AIM OF THE TASK: Lines of the data that contain the word "Recognition" are the ones to copy.

DATA UNDER STUDY:
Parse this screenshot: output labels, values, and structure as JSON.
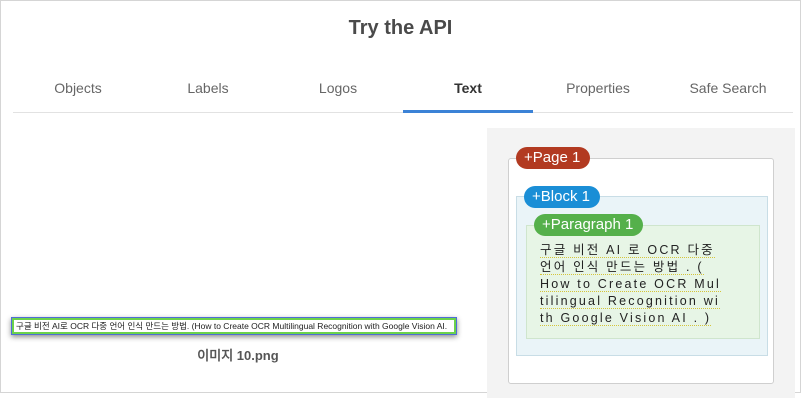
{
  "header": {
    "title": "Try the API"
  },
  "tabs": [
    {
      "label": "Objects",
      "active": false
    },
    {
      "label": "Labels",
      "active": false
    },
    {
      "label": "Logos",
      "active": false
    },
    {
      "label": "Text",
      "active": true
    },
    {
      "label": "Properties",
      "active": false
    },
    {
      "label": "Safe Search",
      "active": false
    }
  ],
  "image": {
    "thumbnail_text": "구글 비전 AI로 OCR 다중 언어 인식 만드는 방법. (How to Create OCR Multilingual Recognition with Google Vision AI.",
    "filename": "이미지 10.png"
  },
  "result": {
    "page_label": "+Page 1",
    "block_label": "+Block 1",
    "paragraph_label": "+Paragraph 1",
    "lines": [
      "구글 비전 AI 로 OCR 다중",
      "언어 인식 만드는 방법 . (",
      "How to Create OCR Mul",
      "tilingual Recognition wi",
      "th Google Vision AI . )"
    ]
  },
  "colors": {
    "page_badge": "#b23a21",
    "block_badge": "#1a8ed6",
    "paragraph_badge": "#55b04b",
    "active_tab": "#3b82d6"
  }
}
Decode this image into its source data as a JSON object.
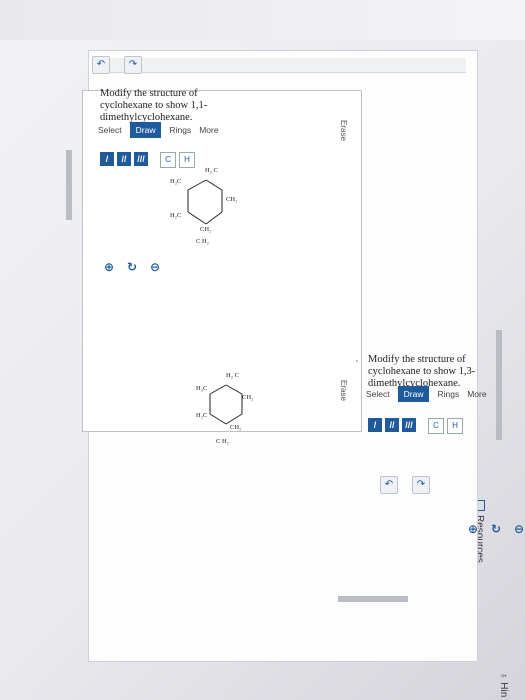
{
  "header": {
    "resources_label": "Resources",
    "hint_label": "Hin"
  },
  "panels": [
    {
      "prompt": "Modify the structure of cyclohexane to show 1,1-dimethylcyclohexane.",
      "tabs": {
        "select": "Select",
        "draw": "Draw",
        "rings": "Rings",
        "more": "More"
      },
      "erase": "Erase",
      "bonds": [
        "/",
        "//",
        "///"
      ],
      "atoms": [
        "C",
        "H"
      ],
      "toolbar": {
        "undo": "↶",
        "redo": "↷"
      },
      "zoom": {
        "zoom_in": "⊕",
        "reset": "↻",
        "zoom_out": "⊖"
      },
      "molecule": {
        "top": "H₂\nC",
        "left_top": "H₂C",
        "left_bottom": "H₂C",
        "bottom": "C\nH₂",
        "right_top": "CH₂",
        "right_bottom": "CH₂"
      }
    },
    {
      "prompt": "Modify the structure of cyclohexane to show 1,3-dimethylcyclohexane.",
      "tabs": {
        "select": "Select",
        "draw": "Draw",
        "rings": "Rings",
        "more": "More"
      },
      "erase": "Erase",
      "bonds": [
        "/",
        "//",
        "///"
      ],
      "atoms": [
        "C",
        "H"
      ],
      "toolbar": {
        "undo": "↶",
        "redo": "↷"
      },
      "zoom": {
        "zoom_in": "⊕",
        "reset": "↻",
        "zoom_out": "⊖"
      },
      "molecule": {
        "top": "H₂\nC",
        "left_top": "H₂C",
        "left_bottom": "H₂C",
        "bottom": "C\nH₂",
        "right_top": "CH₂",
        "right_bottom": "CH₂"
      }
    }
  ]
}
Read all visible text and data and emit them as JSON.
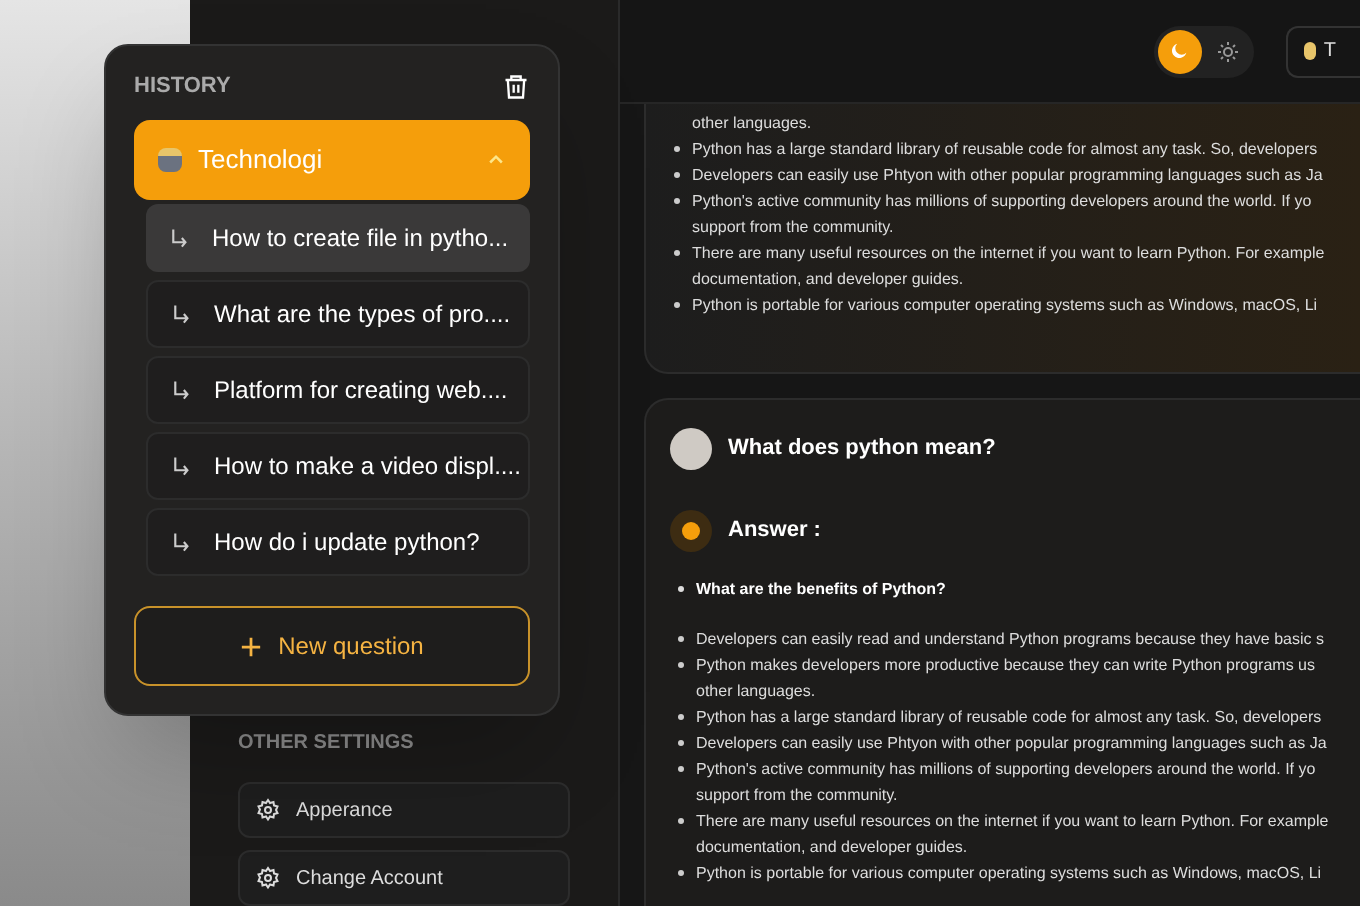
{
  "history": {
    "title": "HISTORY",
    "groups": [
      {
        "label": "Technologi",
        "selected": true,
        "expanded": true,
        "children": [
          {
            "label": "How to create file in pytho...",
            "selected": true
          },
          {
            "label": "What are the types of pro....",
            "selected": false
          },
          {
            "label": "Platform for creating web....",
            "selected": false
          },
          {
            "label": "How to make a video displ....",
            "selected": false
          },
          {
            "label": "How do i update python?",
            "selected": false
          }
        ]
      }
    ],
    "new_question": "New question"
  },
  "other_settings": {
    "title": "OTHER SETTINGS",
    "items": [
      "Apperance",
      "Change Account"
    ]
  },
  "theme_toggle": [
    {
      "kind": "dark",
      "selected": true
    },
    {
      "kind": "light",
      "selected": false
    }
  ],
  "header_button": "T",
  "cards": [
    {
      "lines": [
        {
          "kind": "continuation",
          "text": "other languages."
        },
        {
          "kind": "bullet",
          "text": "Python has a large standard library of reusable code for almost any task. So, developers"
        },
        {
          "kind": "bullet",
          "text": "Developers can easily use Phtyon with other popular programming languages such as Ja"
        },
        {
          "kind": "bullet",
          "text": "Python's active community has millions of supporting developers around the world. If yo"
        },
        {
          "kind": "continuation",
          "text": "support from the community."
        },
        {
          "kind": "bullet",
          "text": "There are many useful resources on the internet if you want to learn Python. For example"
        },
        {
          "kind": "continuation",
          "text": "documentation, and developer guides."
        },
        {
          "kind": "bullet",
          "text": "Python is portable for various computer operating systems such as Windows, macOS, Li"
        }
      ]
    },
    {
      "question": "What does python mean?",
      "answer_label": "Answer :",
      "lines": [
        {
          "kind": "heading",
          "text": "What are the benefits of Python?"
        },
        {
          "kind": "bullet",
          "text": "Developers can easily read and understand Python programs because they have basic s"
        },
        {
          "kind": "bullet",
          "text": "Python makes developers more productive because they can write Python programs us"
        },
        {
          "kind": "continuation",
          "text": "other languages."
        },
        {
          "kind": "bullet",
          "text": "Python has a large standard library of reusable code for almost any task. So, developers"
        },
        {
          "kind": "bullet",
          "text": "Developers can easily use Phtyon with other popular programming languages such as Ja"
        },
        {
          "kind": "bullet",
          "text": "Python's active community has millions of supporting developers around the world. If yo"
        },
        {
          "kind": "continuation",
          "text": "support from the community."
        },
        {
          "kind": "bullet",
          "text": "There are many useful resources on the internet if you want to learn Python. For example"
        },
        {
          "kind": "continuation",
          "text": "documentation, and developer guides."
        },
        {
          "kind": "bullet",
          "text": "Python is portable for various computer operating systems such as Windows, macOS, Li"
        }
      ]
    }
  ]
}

TASK SOLUTION:
    "thumbnail_text": "구글 비전 AI로 OCR 다중 언어 인식 만드는 방법. (How to Create OCR Multilingual Recognition with Google Vision AI.",
      "tilingual Recognition wi",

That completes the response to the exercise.